A painting like the Fisher Landau Picasso “will hopefully demonstrate that the market has not come down” over the past few months, dealer Brett Gorvy told ARTnews. Gorvy was cohead of Christie’s contemporary art department when both Nude, Green Leaves and Bust and Femmes d’Alger sold (he ended up in a bidding war on the latter artwork with fellow Christie’s specialist Loic Gouzer). Meanwhile, an art adviser who asked to remain anonymous told ARTnews that the Picasso could reinvigorate the market after wobbly sales in May, when the Gerald Fineberg collection, up for sale at Christie’s New York, didn’t quite reach expectations and featured lowered reserve prices.
Despite the lackluster Fineberg results, Christie’s has something going for it in the battle for the Fisher Landau collection: the house holds the current auction records for Picasso and Ed Ruscha. In 2019 Christie’s sold a 1964 Ruscha text painting, Hurting the Word Radio #2, for $52.5 million. The Fisher Landau collection has a similar text painting from the same year, Securing the Last Letter, which shows the word “BOSS” in all caps, with a vise gripping the final S.

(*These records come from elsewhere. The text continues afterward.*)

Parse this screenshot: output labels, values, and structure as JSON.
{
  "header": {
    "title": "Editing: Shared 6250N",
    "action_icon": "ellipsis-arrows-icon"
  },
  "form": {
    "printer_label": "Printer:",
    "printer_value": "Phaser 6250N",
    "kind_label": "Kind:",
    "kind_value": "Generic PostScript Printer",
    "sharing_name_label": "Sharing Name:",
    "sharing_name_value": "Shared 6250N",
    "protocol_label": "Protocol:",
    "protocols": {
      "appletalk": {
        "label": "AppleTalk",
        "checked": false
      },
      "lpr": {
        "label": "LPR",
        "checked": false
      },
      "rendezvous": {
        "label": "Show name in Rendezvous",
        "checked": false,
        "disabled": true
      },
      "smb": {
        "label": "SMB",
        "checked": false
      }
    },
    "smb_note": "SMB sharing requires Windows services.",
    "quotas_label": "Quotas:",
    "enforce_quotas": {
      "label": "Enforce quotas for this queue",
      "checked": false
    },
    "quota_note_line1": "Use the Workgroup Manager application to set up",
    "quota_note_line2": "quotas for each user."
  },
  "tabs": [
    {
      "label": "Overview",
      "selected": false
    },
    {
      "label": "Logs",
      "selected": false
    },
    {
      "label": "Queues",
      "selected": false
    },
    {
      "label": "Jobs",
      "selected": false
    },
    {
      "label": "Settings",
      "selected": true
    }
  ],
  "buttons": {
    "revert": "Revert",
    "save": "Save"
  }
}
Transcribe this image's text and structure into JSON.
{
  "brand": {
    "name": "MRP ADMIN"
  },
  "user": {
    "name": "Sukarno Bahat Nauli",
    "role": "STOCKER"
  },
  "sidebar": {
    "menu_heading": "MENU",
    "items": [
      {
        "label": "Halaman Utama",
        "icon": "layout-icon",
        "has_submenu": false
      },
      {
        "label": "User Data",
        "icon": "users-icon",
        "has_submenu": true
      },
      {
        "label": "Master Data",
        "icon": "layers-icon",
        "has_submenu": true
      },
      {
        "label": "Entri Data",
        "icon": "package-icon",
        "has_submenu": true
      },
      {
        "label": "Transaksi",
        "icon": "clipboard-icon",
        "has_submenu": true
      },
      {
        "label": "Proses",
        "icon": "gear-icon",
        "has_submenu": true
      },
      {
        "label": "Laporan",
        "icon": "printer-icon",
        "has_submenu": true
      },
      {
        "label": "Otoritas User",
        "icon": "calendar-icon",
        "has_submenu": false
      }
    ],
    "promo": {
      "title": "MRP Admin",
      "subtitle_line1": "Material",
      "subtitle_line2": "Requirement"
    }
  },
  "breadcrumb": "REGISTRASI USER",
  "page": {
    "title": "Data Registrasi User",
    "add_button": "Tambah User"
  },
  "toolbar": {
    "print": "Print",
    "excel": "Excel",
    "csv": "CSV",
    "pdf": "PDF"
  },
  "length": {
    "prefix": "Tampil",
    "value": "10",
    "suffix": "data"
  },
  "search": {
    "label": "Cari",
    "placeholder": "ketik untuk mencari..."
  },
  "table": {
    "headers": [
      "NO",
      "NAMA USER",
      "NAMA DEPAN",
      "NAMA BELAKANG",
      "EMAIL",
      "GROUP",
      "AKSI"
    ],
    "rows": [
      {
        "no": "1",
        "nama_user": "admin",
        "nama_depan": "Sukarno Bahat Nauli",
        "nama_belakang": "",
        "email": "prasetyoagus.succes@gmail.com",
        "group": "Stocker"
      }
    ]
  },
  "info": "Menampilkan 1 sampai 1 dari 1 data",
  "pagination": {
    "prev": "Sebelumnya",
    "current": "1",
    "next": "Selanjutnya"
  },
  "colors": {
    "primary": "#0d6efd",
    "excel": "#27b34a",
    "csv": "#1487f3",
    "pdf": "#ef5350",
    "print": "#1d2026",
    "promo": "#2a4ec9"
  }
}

Sotheby’s, meanwhile, holds the record for Cy Twombly, $70.5 million for a 1968 chalkboard painting—but only by a smidge: Christie’s sold a 1970 chalkboard work in 2014 for $69.6 million. The Fisher Landau holdings contain at least one stellar Twombly, an 8-foot-wide painting that the artist started in 1964 and revised in 1984.
Fisher Landau started collecting art in the early 1970s, after a well-publicized burglary of her jewelry collection brought a hefty insurance payout. She went on to amass some 1,500 works, including pieces by Mark Rothko, Georgia O’Keeffe, and Andy Warhol, who painted her portrait. Selections from the collection were shown last year at the Norton Museum in Palm Beach, where Fisher Landau had a home. The Picasso, which had been on loan to Miami’s Perez Art Museum in 2018, hung front and center.
In 1991 the collector opened the Fisher Landau Center for Art in a 25,000-square-foot former parachute factory in Long Island City, Queens. It served as a home for her collection and a museum that was open to the public. The center closed to the public in November 2017.
Fisher Landau donated 367 works to the Whitney Museum in 2010, where for years she had been a trustee. The gift was estimated to be worth between $50 million and $75 million, and features pivotal names in American art including Jasper Johns, William Eggleston, and Ruscha. The gift also gave a glimpse into the depth at which Fisher Landau collected: there were 14 works by Robert Rauschenberg from between 1950 and 1990, four by James Rosenquist, including the mural-size House of Fire II (1982), and an impressive 44 works by Johns.